- big contrast between light and dark
- shadows are very blue
- the steel construction must be black and not grey/blue
Prepare for blending
My golden tip for this kind of exposure blending: make sure that the images you need to blend look similar. My base is always the light version of the photo, and I then blend the dark photo into it to get the highlights back. Specifically: I’m going to use the left and right photos above, and therefore have to make the left photo suitable for blending. I do this through an action that I programmed in Lightroom: exposure up, shadows up, highlights down. That is the basis.

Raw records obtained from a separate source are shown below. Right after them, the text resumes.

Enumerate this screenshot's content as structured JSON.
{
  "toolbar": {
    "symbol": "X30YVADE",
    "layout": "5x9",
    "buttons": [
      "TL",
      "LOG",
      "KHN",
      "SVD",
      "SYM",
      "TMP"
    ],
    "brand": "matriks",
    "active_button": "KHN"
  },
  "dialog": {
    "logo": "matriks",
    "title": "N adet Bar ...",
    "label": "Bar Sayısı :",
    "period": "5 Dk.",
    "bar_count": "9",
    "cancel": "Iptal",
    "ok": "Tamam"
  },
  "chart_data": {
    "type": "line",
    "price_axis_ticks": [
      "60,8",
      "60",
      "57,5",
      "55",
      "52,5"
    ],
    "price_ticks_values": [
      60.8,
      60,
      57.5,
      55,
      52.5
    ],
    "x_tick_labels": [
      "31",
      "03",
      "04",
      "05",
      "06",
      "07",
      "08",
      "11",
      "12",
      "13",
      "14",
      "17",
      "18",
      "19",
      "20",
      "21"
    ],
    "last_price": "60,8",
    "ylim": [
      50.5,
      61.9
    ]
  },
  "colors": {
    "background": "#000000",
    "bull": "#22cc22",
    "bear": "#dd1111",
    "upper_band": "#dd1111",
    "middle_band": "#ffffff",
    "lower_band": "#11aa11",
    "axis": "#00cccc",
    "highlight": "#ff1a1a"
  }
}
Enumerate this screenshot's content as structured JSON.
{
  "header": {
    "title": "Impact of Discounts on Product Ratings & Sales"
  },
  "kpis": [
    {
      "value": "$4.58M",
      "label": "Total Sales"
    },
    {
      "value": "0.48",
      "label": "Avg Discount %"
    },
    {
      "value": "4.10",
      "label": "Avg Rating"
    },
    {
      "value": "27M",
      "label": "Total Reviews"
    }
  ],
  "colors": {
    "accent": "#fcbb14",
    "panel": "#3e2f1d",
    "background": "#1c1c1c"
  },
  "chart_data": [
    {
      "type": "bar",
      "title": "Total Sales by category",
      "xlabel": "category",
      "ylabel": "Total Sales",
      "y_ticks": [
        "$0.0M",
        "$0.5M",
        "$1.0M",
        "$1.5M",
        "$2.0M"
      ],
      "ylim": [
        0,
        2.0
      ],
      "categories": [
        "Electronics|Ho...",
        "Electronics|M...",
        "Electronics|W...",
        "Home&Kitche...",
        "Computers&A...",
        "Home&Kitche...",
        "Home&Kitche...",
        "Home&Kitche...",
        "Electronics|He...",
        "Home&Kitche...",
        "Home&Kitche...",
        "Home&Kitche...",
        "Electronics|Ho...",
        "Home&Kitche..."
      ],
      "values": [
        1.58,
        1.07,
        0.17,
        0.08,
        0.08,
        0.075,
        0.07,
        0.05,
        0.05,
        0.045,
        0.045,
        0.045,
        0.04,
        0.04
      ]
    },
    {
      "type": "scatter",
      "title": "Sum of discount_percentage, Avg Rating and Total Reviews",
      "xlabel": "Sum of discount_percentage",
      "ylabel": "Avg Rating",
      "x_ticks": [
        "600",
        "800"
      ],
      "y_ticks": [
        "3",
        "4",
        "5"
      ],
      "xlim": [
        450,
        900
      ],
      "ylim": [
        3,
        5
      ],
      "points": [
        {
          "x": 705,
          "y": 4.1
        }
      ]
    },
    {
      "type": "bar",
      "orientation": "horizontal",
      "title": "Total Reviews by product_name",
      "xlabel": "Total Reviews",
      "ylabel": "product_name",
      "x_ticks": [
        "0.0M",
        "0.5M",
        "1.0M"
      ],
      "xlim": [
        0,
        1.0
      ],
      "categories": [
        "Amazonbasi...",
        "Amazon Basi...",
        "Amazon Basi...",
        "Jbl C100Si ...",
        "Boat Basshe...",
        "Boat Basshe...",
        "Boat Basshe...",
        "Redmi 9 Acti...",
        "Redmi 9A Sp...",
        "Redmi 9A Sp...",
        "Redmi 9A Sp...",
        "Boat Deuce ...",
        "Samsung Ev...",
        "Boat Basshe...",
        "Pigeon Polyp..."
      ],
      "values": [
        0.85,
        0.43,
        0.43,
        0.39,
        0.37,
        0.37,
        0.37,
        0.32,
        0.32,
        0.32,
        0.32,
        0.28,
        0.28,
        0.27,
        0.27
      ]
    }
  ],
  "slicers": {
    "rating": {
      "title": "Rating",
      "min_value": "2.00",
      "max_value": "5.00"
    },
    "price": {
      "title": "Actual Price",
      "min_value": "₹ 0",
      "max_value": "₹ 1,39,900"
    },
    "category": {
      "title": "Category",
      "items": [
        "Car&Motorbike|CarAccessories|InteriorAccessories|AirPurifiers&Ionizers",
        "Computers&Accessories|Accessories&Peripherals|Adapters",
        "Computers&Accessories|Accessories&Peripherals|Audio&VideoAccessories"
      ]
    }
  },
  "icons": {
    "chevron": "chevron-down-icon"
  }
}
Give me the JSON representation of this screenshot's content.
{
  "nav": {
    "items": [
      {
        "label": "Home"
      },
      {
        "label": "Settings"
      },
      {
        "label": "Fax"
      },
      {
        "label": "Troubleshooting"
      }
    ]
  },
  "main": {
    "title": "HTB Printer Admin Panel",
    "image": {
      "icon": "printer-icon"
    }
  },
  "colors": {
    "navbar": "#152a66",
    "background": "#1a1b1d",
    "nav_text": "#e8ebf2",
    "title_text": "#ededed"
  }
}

I open this prepared photo and the light photo in Photoshop as Smart Objects. That is important because then I can open them again later in the RAW editor.
In all the panels for Luminosity Masks there is a button to stack the files — handy! Now we are going to blend. The dark photo will be on top, but we want to create a mask based on the light photo. That’s why we turn off the visibility of the dark photo.
Now the magic is about to begin. I choose a Lights2-Mask with a few minor adjustments.
It is starting to become something. But it looks like the light photo can be adjusted a bit. We then open it in Camera-Raw (that’s why we opened the files as Smart Objects). It can be a bit lighter, warmer, and less blue.
Before we start the ‘normal’ editing, we must pay attention to the construction of steel beams. They are black, not as gray as above. To tackle that, we copy the light photo (sometimes it works with the dark one, it doesn’t matter to the principle). We do this of course through a New Smart Object via Copy. We open that copy in Camera-Raw and all we do is make sure that the steel construction looks good. To this end, we reduce the exposure; the whole picture will be darker, but that’s okay. We now make a new mask with luminosity masks: a darks-2 with some minor adjustments in the levels.
Our darks-2 mask has selected too much. The picture becomes a bit darker again, and we don’t want that. That is why we are going to apply a technique called masking the mask – it is just a click away on a smart button in the Luminosity Masking panel. The layer is then grouped with itself and provided with a black mask. We then paint with a white brush where we want to see the layer. In this case, it is easy because it the beams are made of straight lines. We apply the same technique to the dark photo. It is well blended on the highlights, but what you often see is that the blended highlights are also included in other parts of the photo where this is not really necessary (and ugly sometimes). That is why here too we “mask the mask,” and therewith we choose which part of the blending may end up in our image. This is really a very important step; with digital blending you have to stay in control and not the technology! This is how the image looks after blending, ready for further editing.
Then we start working with the image. I noticed that I thought the light image could be a bit lighter, the dark a bit darker, etc. Because we made those layers as smart objects, I can go back to make the adjustments again and again. After removing a few reflections, and further tweaking as we always do as an architecture photographer, the image below finally emerges.
Because I am not that smart, it took me quite a while to master the technique of luminosity masks — it was quite a steep learning curve. But I easily recoup all the time I have invested in studying and practicing, because there is no other tool in Photoshop that allows you to blend photos so precisely and easily or remain in control of exactly where your edits end up in your photos. Which panel you use is not very important in my opinion, it is really based on your personal preferences. I have tried a number of panels, but I prefer Tony Kuyper’s TK7. I don’t want to say a bad word about the other panels; they also work perfectly and it is just which you feel comfortable with.
Do you have any suggestions? Do you see opportunities to improve on the above? Experience with other panels? Share it in the comments so we can all learn from it!